It is plausible to target cancerous cells only with a telomerase inhibitor and leave the healthy cells alone. A surface marker or other way to isolate the cancer cells would be needed but its possible and far better than system wide telomerase inhibiting in my view. Thankfully a number of groups are working on telomerase therapies so we should get something workable from someone.

Thank you also for donating to the campaign it really is very important we get a handle on ALT.

Posted by: Steve Hill at September 3rd, 2016 4:12 PM

I have donated $350, but that was before the matching. Then I donated $10 as asked for in the mail. If everybody had done that. The important thing here is to get more donors into lifespan.io. so that not the same have to contribute with much of their funds.

Posted by: Extra Life at September 3rd, 2016 4:28 PM

@Extra Life : Agreed. I also donated more than usually before the matching fund was announced. I'll give again before the campaign ends.

Posted by: Spede at September 3rd, 2016 5:12 PM

It might not be the case that an ALT targeting therapy is used alongside a telomerase blocker to kill all cancer cells, but just to slow the cancer cells down for a while as other therapies do the killing. Much like barb wire slow enemy soldiers so that a machine gun can better kill them...

Posted by: Jim at September 3rd, 2016 8:51 PM

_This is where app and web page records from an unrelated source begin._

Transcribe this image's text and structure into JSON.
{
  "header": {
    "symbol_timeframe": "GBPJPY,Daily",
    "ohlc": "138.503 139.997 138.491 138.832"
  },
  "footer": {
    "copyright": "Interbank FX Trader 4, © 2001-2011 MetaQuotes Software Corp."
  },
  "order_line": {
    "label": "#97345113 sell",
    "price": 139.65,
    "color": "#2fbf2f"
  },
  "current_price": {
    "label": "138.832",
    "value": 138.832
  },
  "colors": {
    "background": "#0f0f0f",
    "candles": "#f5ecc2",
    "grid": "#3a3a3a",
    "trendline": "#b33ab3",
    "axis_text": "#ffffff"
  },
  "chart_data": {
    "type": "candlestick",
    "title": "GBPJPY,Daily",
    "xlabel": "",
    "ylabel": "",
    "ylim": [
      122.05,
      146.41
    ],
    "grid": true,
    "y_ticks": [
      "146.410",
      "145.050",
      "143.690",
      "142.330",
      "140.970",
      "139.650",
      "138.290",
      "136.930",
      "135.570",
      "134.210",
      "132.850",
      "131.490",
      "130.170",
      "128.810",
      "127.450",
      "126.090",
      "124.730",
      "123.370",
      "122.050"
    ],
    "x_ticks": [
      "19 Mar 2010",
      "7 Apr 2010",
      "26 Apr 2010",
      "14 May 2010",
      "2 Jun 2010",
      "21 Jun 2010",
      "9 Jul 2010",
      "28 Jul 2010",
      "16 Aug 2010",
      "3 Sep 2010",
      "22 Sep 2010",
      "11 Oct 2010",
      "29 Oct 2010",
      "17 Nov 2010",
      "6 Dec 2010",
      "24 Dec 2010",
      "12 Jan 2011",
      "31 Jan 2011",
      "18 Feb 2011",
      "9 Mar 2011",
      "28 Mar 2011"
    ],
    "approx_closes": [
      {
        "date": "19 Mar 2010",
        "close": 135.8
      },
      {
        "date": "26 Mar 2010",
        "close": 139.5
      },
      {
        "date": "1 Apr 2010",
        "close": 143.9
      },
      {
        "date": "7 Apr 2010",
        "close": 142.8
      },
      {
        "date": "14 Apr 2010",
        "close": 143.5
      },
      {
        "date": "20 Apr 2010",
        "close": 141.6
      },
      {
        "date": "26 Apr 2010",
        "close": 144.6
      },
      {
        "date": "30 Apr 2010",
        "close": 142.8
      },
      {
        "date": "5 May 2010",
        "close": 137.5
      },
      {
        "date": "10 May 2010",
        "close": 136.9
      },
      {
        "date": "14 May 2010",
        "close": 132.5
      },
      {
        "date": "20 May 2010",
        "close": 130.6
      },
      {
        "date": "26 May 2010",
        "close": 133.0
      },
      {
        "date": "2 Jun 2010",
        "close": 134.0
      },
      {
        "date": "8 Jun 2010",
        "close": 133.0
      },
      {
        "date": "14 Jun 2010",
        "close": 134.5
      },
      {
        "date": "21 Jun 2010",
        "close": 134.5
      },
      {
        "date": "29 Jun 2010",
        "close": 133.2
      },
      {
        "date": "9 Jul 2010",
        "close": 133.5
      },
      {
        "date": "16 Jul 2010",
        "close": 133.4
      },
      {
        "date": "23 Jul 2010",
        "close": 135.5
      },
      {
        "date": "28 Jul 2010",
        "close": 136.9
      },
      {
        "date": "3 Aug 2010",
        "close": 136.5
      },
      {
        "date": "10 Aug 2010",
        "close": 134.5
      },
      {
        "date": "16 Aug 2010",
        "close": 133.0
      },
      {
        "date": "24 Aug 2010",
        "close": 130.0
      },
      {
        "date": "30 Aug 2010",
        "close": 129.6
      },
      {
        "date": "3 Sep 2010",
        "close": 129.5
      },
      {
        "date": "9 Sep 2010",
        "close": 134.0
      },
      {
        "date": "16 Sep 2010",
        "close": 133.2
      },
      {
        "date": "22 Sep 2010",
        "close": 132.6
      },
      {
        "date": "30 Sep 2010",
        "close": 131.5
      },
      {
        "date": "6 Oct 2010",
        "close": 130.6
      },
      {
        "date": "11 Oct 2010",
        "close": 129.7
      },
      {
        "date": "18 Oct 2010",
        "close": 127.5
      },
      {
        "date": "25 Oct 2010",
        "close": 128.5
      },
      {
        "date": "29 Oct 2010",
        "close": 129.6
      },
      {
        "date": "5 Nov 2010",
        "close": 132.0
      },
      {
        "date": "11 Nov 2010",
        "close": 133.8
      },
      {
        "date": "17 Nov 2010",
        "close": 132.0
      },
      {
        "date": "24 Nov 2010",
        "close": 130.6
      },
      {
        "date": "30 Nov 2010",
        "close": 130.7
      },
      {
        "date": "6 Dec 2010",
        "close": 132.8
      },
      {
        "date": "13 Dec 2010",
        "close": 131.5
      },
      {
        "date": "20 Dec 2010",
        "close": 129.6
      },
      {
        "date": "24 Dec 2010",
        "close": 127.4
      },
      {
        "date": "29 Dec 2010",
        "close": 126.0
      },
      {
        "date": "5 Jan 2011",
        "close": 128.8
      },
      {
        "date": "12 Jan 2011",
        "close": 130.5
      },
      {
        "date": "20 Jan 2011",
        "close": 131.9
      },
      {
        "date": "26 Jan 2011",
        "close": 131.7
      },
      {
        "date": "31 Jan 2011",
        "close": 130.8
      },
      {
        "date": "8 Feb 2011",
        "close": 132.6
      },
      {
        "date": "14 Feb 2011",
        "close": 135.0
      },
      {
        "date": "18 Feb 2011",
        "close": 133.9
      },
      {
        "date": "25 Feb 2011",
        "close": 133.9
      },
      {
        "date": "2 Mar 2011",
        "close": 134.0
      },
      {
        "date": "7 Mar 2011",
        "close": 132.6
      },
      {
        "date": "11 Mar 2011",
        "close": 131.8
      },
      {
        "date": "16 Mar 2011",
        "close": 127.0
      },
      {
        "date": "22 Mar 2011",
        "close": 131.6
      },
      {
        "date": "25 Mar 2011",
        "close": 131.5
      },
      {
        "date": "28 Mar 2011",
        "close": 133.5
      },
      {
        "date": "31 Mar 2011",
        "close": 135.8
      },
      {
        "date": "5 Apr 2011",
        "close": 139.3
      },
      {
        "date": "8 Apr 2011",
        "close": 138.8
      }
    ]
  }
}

@Spede: I will also donate more if I see that the match is not matched. I'm new donor and new into this and will follow up and donate to SRF in October. And I will donate for all the 3 previous SRF October when I weren't reading FA! I have made a "rule" for my self: I see it that way and note in a document how much I have donated to various projects and give myself points. I give double points when I donate to a match fund that matches 1:1. I not I have collected $1 for every $ donated. Everyone should do that and it make it more fun and if everyone does that the match would be reach as it were written in the mail: If everyone donates $10.

Posted by: Extra Life at September 4th, 2016 5:32 AM

I give myself points much as in a video game. And I hope that in the future with these therapies I can buy myself an extra life!

Posted by: Extra Life at September 4th, 2016 5:34 AM

Would it be possible to first block the lengthening of telomeres in cancer cells and then, after the cancer cells died, to apply telomere lenghtening therapies to undo possible damage in healthy cells?

Posted by: Claus at September 6th, 2016 4:24 AM

@Extra Life : Thank you, be sure to look at how the campaign is going during its very last days. It would be unfortunate that you miss the deadling for donations.

Money's a bit tight for me, but at try to give at least once a year ; and of course more than that when there are SENS-related crowdfunding campaigns.

I like your idea of making it like a game - and the analogy of the extra life is very fitting !

Posted by: Spede at September 6th, 2016 5:35 AM

Post a comment; thoughtful, considered opinions are valued. Comments incorporating ad hominem attacks, advertising, and other forms of inappropriate behavior are likely to be deleted.

Note that there is a comment feed for those who like to keep up with conversations.